BRIEF —
Leaving out the pictures, output each record exactly as it stands.

DATA EXTRACT —

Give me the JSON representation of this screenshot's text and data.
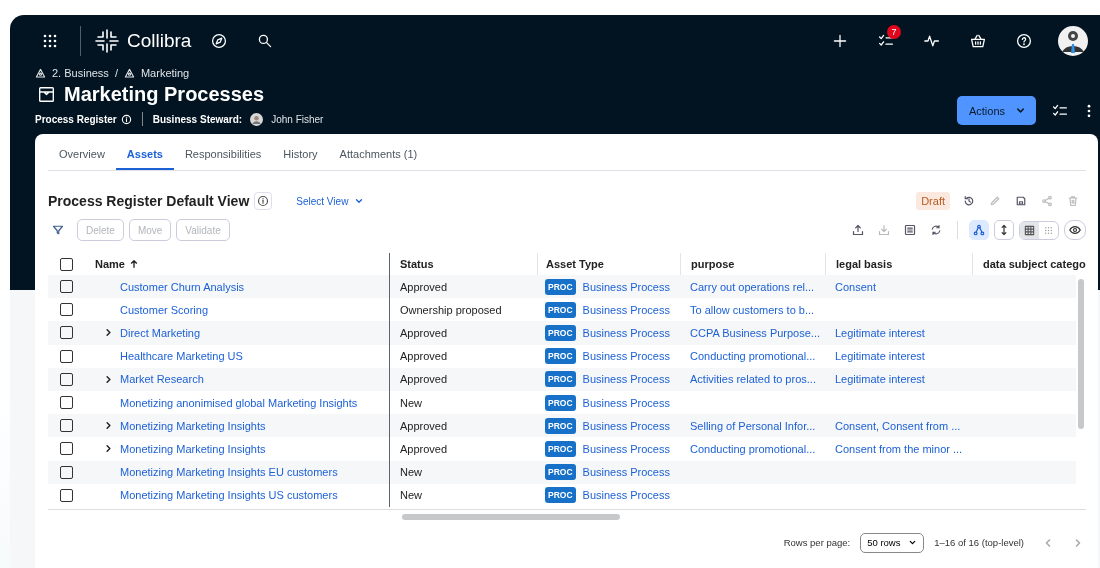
{
  "nav": {
    "logo": "Collibra",
    "notification_count": "7"
  },
  "breadcrumb": [
    "2. Business",
    "Marketing"
  ],
  "breadcrumb_separator": "/",
  "page": {
    "title": "Marketing Processes",
    "asset_type": "Process Register",
    "steward_label": "Business Steward:",
    "steward_name": "John Fisher",
    "actions_button": "Actions"
  },
  "tabs": [
    {
      "label": "Overview",
      "selected": false
    },
    {
      "label": "Assets",
      "selected": true
    },
    {
      "label": "Responsibilities",
      "selected": false
    },
    {
      "label": "History",
      "selected": false
    },
    {
      "label": "Attachments (1)",
      "selected": false
    }
  ],
  "view": {
    "title": "Process Register Default View",
    "select_view": "Select View",
    "status_badge": "Draft"
  },
  "toolbar_buttons": [
    {
      "label": "Delete",
      "disabled": true
    },
    {
      "label": "Move",
      "disabled": true
    },
    {
      "label": "Validate",
      "disabled": true
    }
  ],
  "view_modes": [
    {
      "kind": "grid",
      "selected": true
    },
    {
      "kind": "dots",
      "selected": false
    }
  ],
  "table": {
    "select_all_checked": false,
    "columns": [
      {
        "label": "Name",
        "sorted": true
      },
      {
        "label": "Status",
        "sorted": false
      },
      {
        "label": "Asset Type",
        "sorted": false
      },
      {
        "label": "purpose",
        "sorted": false
      },
      {
        "label": "legal basis",
        "sorted": false
      },
      {
        "label": "data subject catego",
        "sorted": false
      }
    ],
    "rows": [
      {
        "name": "Customer Churn Analysis",
        "expandable": false,
        "checked": false,
        "status": "Approved",
        "badge": "PROC",
        "asset_type": "Business Process",
        "purpose": "Carry out operations rel...",
        "legal_basis": "Consent"
      },
      {
        "name": "Customer Scoring",
        "expandable": false,
        "checked": false,
        "status": "Ownership proposed",
        "badge": "PROC",
        "asset_type": "Business Process",
        "purpose": "To allow customers to b..."
      },
      {
        "name": "Direct Marketing",
        "expandable": true,
        "checked": false,
        "status": "Approved",
        "badge": "PROC",
        "asset_type": "Business Process",
        "purpose": "CCPA Business Purpose...",
        "legal_basis": "Legitimate interest"
      },
      {
        "name": "Healthcare Marketing US",
        "expandable": false,
        "checked": false,
        "status": "Approved",
        "badge": "PROC",
        "asset_type": "Business Process",
        "purpose": "Conducting promotional...",
        "legal_basis": "Legitimate interest"
      },
      {
        "name": "Market Research",
        "expandable": true,
        "checked": false,
        "status": "Approved",
        "badge": "PROC",
        "asset_type": "Business Process",
        "purpose": "Activities related to pros...",
        "legal_basis": "Legitimate interest"
      },
      {
        "name": "Monetizing anonimised global Marketing Insights",
        "expandable": false,
        "checked": false,
        "status": "New",
        "badge": "PROC",
        "asset_type": "Business Process"
      },
      {
        "name": "Monetizing Marketing Insights",
        "expandable": true,
        "checked": false,
        "status": "Approved",
        "badge": "PROC",
        "asset_type": "Business Process",
        "purpose": "Selling of Personal Infor...",
        "legal_basis": "Consent,  Consent from ..."
      },
      {
        "name": "Monetizing Marketing Insights",
        "expandable": true,
        "checked": false,
        "status": "Approved",
        "badge": "PROC",
        "asset_type": "Business Process",
        "purpose": "Conducting promotional...",
        "legal_basis": "Consent from the minor ..."
      },
      {
        "name": "Monetizing Marketing Insights EU customers",
        "expandable": false,
        "checked": false,
        "status": "New",
        "badge": "PROC",
        "asset_type": "Business Process"
      },
      {
        "name": "Monetizing Marketing Insights US customers",
        "expandable": false,
        "checked": false,
        "status": "New",
        "badge": "PROC",
        "asset_type": "Business Process"
      }
    ]
  },
  "pagination": {
    "rows_per_page_label": "Rows per page:",
    "rows_per_page": "50 rows",
    "range": "1–16 of 16 (top-level)"
  }
}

RESPONSE TO THE EXERCISE —
Give me the JSON representation of this screenshot's text and data.
{
  "nav": {
    "logo": "Collibra",
    "notification_count": "7"
  },
  "breadcrumb": [
    "2. Business",
    "Marketing"
  ],
  "breadcrumb_separator": "/",
  "page": {
    "title": "Marketing Processes",
    "asset_type": "Process Register",
    "steward_label": "Business Steward:",
    "steward_name": "John Fisher",
    "actions_button": "Actions"
  },
  "tabs": [
    {
      "label": "Overview",
      "selected": false
    },
    {
      "label": "Assets",
      "selected": true
    },
    {
      "label": "Responsibilities",
      "selected": false
    },
    {
      "label": "History",
      "selected": false
    },
    {
      "label": "Attachments (1)",
      "selected": false
    }
  ],
  "view": {
    "title": "Process Register Default View",
    "select_view": "Select View",
    "status_badge": "Draft"
  },
  "toolbar_buttons": [
    {
      "label": "Delete",
      "disabled": true
    },
    {
      "label": "Move",
      "disabled": true
    },
    {
      "label": "Validate",
      "disabled": true
    }
  ],
  "view_modes": [
    {
      "kind": "grid",
      "selected": true
    },
    {
      "kind": "dots",
      "selected": false
    }
  ],
  "table": {
    "select_all_checked": false,
    "columns": [
      {
        "label": "Name",
        "sorted": true
      },
      {
        "label": "Status",
        "sorted": false
      },
      {
        "label": "Asset Type",
        "sorted": false
      },
      {
        "label": "purpose",
        "sorted": false
      },
      {
        "label": "legal basis",
        "sorted": false
      },
      {
        "label": "data subject catego",
        "sorted": false
      }
    ],
    "rows": [
      {
        "name": "Customer Churn Analysis",
        "expandable": false,
        "checked": false,
        "status": "Approved",
        "badge": "PROC",
        "asset_type": "Business Process",
        "purpose": "Carry out operations rel...",
        "legal_basis": "Consent"
      },
      {
        "name": "Customer Scoring",
        "expandable": false,
        "checked": false,
        "status": "Ownership proposed",
        "badge": "PROC",
        "asset_type": "Business Process",
        "purpose": "To allow customers to b..."
      },
      {
        "name": "Direct Marketing",
        "expandable": true,
        "checked": false,
        "status": "Approved",
        "badge": "PROC",
        "asset_type": "Business Process",
        "purpose": "CCPA Business Purpose...",
        "legal_basis": "Legitimate interest"
      },
      {
        "name": "Healthcare Marketing US",
        "expandable": false,
        "checked": false,
        "status": "Approved",
        "badge": "PROC",
        "asset_type": "Business Process",
        "purpose": "Conducting promotional...",
        "legal_basis": "Legitimate interest"
      },
      {
        "name": "Market Research",
        "expandable": true,
        "checked": false,
        "status": "Approved",
        "badge": "PROC",
        "asset_type": "Business Process",
        "purpose": "Activities related to pros...",
        "legal_basis": "Legitimate interest"
      },
      {
        "name": "Monetizing anonimised global Marketing Insights",
        "expandable": false,
        "checked": false,
        "status": "New",
        "badge": "PROC",
        "asset_type": "Business Process"
      },
      {
        "name": "Monetizing Marketing Insights",
        "expandable": true,
        "checked": false,
        "status": "Approved",
        "badge": "PROC",
        "asset_type": "Business Process",
        "purpose": "Selling of Personal Infor...",
        "legal_basis": "Consent,  Consent from ..."
      },
      {
        "name": "Monetizing Marketing Insights",
        "expandable": true,
        "checked": false,
        "status": "Approved",
        "badge": "PROC",
        "asset_type": "Business Process",
        "purpose": "Conducting promotional...",
        "legal_basis": "Consent from the minor ..."
      },
      {
        "name": "Monetizing Marketing Insights EU customers",
        "expandable": false,
        "checked": false,
        "status": "New",
        "badge": "PROC",
        "asset_type": "Business Process"
      },
      {
        "name": "Monetizing Marketing Insights US customers",
        "expandable": false,
        "checked": false,
        "status": "New",
        "badge": "PROC",
        "asset_type": "Business Process"
      }
    ]
  },
  "pagination": {
    "rows_per_page_label": "Rows per page:",
    "rows_per_page": "50 rows",
    "range": "1–16 of 16 (top-level)"
  }
}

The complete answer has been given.